REQUIRED WORK:
Everything in the listing that follows should be reproduced exactly except the pictures.

DATASET RECORDS:

────────────────────────────────────────

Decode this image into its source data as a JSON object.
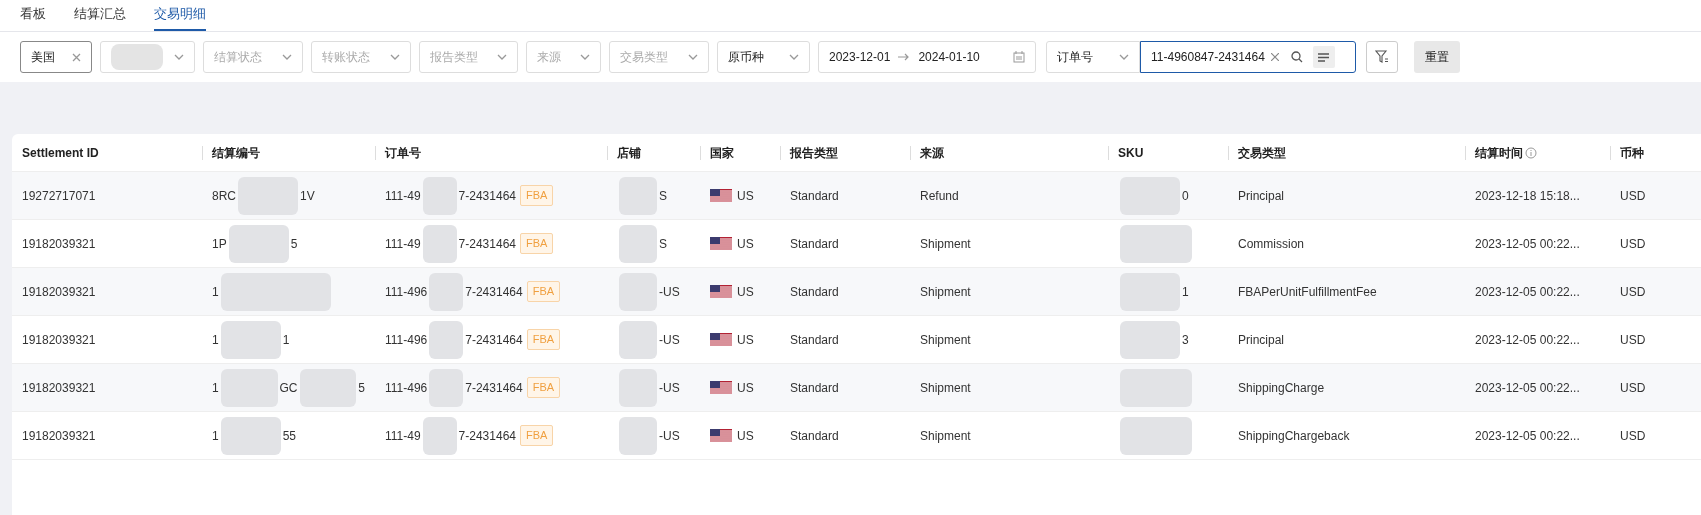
{
  "tabs": [
    {
      "label": "看板",
      "selected": false
    },
    {
      "label": "结算汇总",
      "selected": false
    },
    {
      "label": "交易明细",
      "selected": true
    }
  ],
  "filters": [
    {
      "kind": "tag",
      "value": "美国"
    },
    {
      "kind": "redacted"
    },
    {
      "kind": "select",
      "placeholder": "结算状态"
    },
    {
      "kind": "select",
      "placeholder": "转账状态"
    },
    {
      "kind": "select",
      "placeholder": "报告类型"
    },
    {
      "kind": "select",
      "placeholder": "来源"
    },
    {
      "kind": "select",
      "placeholder": "交易类型"
    },
    {
      "kind": "select",
      "value": "原币种"
    }
  ],
  "date_range": {
    "start": "2023-12-01",
    "end": "2024-01-10"
  },
  "search_field": {
    "select": "订单号",
    "value": "11-4960847-2431464"
  },
  "reset_button": "重置",
  "table": {
    "columns": [
      {
        "label": "Settlement ID",
        "info": false
      },
      {
        "label": "结算编号",
        "info": false
      },
      {
        "label": "订单号",
        "info": false
      },
      {
        "label": "店铺",
        "info": false
      },
      {
        "label": "国家",
        "info": false
      },
      {
        "label": "报告类型",
        "info": false
      },
      {
        "label": "来源",
        "info": false
      },
      {
        "label": "SKU",
        "info": false
      },
      {
        "label": "交易类型",
        "info": false
      },
      {
        "label": "结算时间",
        "info": true
      },
      {
        "label": "币种",
        "info": false
      }
    ],
    "rows": [
      {
        "settlement_id": "19272717071",
        "settlement_no": [
          "8RC",
          "1V"
        ],
        "order": [
          "111-49",
          "7-2431464"
        ],
        "badge": "FBA",
        "store": [
          "S"
        ],
        "country": "US",
        "report": "Standard",
        "source": "Refund",
        "sku": [
          "0"
        ],
        "type": "Principal",
        "time": "2023-12-18 15:18...",
        "currency": "USD"
      },
      {
        "settlement_id": "19182039321",
        "settlement_no": [
          "1P",
          "5"
        ],
        "order": [
          "111-49",
          "7-2431464"
        ],
        "badge": "FBA",
        "store": [
          "S"
        ],
        "country": "US",
        "report": "Standard",
        "source": "Shipment",
        "sku": [],
        "type": "Commission",
        "time": "2023-12-05 00:22...",
        "currency": "USD"
      },
      {
        "settlement_id": "19182039321",
        "settlement_no": [
          "1"
        ],
        "order": [
          "111-496",
          "7-2431464"
        ],
        "badge": "FBA",
        "store": [
          "-US"
        ],
        "country": "US",
        "report": "Standard",
        "source": "Shipment",
        "sku": [
          "1"
        ],
        "type": "FBAPerUnitFulfillmentFee",
        "time": "2023-12-05 00:22...",
        "currency": "USD"
      },
      {
        "settlement_id": "19182039321",
        "settlement_no": [
          "1",
          "1"
        ],
        "order": [
          "111-496",
          "7-2431464"
        ],
        "badge": "FBA",
        "store": [
          "-US"
        ],
        "country": "US",
        "report": "Standard",
        "source": "Shipment",
        "sku": [
          "3"
        ],
        "type": "Principal",
        "time": "2023-12-05 00:22...",
        "currency": "USD"
      },
      {
        "settlement_id": "19182039321",
        "settlement_no": [
          "1",
          "GC",
          "5"
        ],
        "order": [
          "111-496",
          "7-2431464"
        ],
        "badge": "FBA",
        "store": [
          "-US"
        ],
        "country": "US",
        "report": "Standard",
        "source": "Shipment",
        "sku": [],
        "type": "ShippingCharge",
        "time": "2023-12-05 00:22...",
        "currency": "USD"
      },
      {
        "settlement_id": "19182039321",
        "settlement_no": [
          "1",
          "55"
        ],
        "order": [
          "111-49",
          "7-2431464"
        ],
        "badge": "FBA",
        "store": [
          "-US"
        ],
        "country": "US",
        "report": "Standard",
        "source": "Shipment",
        "sku": [],
        "type": "ShippingChargeback",
        "time": "2023-12-05 00:22...",
        "currency": "USD"
      }
    ]
  }
}
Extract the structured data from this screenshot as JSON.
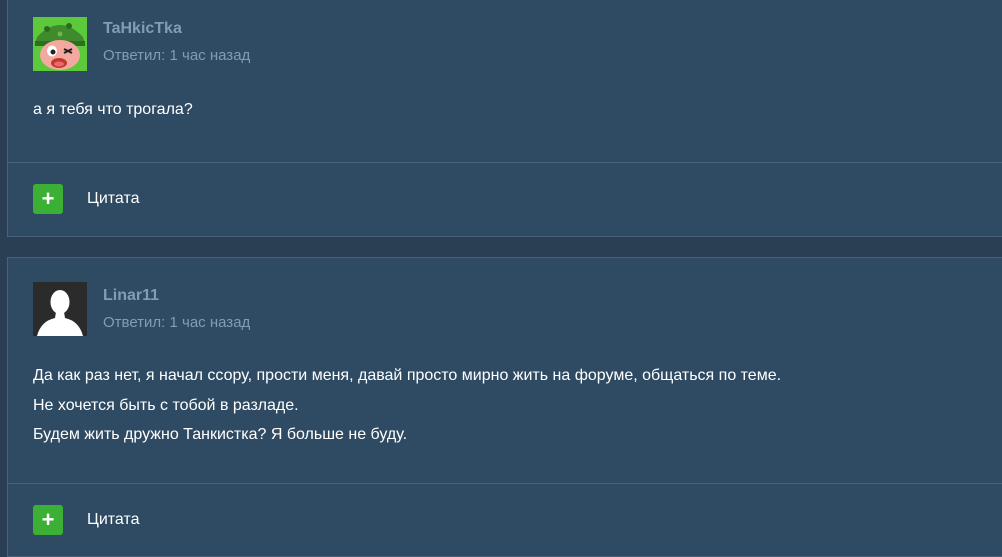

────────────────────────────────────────

SOLUTION:
Decode this image into its source data as a JSON object.
{
  "tabs": [
    {
      "label": "看板",
      "selected": false
    },
    {
      "label": "结算汇总",
      "selected": false
    },
    {
      "label": "交易明细",
      "selected": true
    }
  ],
  "filters": [
    {
      "kind": "tag",
      "value": "美国"
    },
    {
      "kind": "redacted"
    },
    {
      "kind": "select",
      "placeholder": "结算状态"
    },
    {
      "kind": "select",
      "placeholder": "转账状态"
    },
    {
      "kind": "select",
      "placeholder": "报告类型"
    },
    {
      "kind": "select",
      "placeholder": "来源"
    },
    {
      "kind": "select",
      "placeholder": "交易类型"
    },
    {
      "kind": "select",
      "value": "原币种"
    }
  ],
  "date_range": {
    "start": "2023-12-01",
    "end": "2024-01-10"
  },
  "search_field": {
    "select": "订单号",
    "value": "11-4960847-2431464"
  },
  "reset_button": "重置",
  "table": {
    "columns": [
      {
        "label": "Settlement ID",
        "info": false
      },
      {
        "label": "结算编号",
        "info": false
      },
      {
        "label": "订单号",
        "info": false
      },
      {
        "label": "店铺",
        "info": false
      },
      {
        "label": "国家",
        "info": false
      },
      {
        "label": "报告类型",
        "info": false
      },
      {
        "label": "来源",
        "info": false
      },
      {
        "label": "SKU",
        "info": false
      },
      {
        "label": "交易类型",
        "info": false
      },
      {
        "label": "结算时间",
        "info": true
      },
      {
        "label": "币种",
        "info": false
      }
    ],
    "rows": [
      {
        "settlement_id": "19272717071",
        "settlement_no": [
          "8RC",
          "1V"
        ],
        "order": [
          "111-49",
          "7-2431464"
        ],
        "badge": "FBA",
        "store": [
          "S"
        ],
        "country": "US",
        "report": "Standard",
        "source": "Refund",
        "sku": [
          "0"
        ],
        "type": "Principal",
        "time": "2023-12-18 15:18...",
        "currency": "USD"
      },
      {
        "settlement_id": "19182039321",
        "settlement_no": [
          "1P",
          "5"
        ],
        "order": [
          "111-49",
          "7-2431464"
        ],
        "badge": "FBA",
        "store": [
          "S"
        ],
        "country": "US",
        "report": "Standard",
        "source": "Shipment",
        "sku": [],
        "type": "Commission",
        "time": "2023-12-05 00:22...",
        "currency": "USD"
      },
      {
        "settlement_id": "19182039321",
        "settlement_no": [
          "1"
        ],
        "order": [
          "111-496",
          "7-2431464"
        ],
        "badge": "FBA",
        "store": [
          "-US"
        ],
        "country": "US",
        "report": "Standard",
        "source": "Shipment",
        "sku": [
          "1"
        ],
        "type": "FBAPerUnitFulfillmentFee",
        "time": "2023-12-05 00:22...",
        "currency": "USD"
      },
      {
        "settlement_id": "19182039321",
        "settlement_no": [
          "1",
          "1"
        ],
        "order": [
          "111-496",
          "7-2431464"
        ],
        "badge": "FBA",
        "store": [
          "-US"
        ],
        "country": "US",
        "report": "Standard",
        "source": "Shipment",
        "sku": [
          "3"
        ],
        "type": "Principal",
        "time": "2023-12-05 00:22...",
        "currency": "USD"
      },
      {
        "settlement_id": "19182039321",
        "settlement_no": [
          "1",
          "GC",
          "5"
        ],
        "order": [
          "111-496",
          "7-2431464"
        ],
        "badge": "FBA",
        "store": [
          "-US"
        ],
        "country": "US",
        "report": "Standard",
        "source": "Shipment",
        "sku": [],
        "type": "ShippingCharge",
        "time": "2023-12-05 00:22...",
        "currency": "USD"
      },
      {
        "settlement_id": "19182039321",
        "settlement_no": [
          "1",
          "55"
        ],
        "order": [
          "111-49",
          "7-2431464"
        ],
        "badge": "FBA",
        "store": [
          "-US"
        ],
        "country": "US",
        "report": "Standard",
        "source": "Shipment",
        "sku": [],
        "type": "ShippingChargeback",
        "time": "2023-12-05 00:22...",
        "currency": "USD"
      }
    ]
  }
}
Extract the structured data from this screenshot as JSON.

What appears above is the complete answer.